Rarely do you find a book that covers a dense topic in a remarkably lucid manner. This is such a book. The book is, as it says it is, a dictionary. It covers *some* terms in Hegelian studies. It does not cover all of them (being around 300 pages). Further, it is aimed at undergraduates, not specialists. With that said, I have found this the most useful introduction to Hegel. Below are some of the highlights.
Overview of Hegel’s Thought
“For Hegel human beings are the self-consciousness of existence itself” (Magee 2). Hegel inverts Aristotle’s chain of being. The lower gives way to the higher. The highest form of consciousness will include self-reflection. The goal of the Absolute is to posit enough in order for it to be an “idea of an idea,” all previous ideas having been sublated.

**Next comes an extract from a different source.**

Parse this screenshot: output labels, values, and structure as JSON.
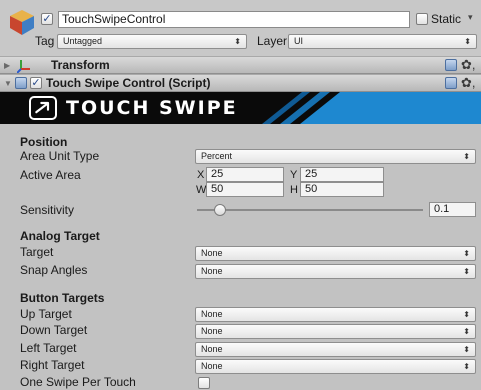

Earlier philosophers used absolutum to mean “God,” but god defined as a “coincidence of opposites” (Magee 19). Hegel: when the Absolute is conceived as the transcendent unity of all things (cancellation of differences), it is really an empty concept. The Absolute is the whole.
existence exists in order to achieve consciousness of itself (20). Perpetually gives rise to conditions for it to overcome. The final moment is when self-relatedness is achieved through self-consciousness.
For Hegel universals and particulars are not separate “things.” Nor are universals “in” particulars. Rather, “particulars are within universals” (61). The universal has no reality apart from its concrete realization.
Spirit as self-consciousness has a dual object: the thing out there (given in perception) and itself, which is in opposition to the thing. The subject is moved to transform the object out of the desire to confront itself. When a subject wishes to know itself, it must split into a subjective side (which knows) and an objective side (known). Since we desire total self-reflection, this means transforming the object into a mirror of myself (70). This leads to postmodern violence.
Analysis and Conclusion:
Magee focuses on Hegel’s key works (each book given at least a two page treatment), with *most* of the key terms in the book. Key philosophers (Kant, Schelling, Marx) receive substantial treatment.
There is some repetition, but I suppose that can’t be help. Magee concludes with a short but useful bibliography.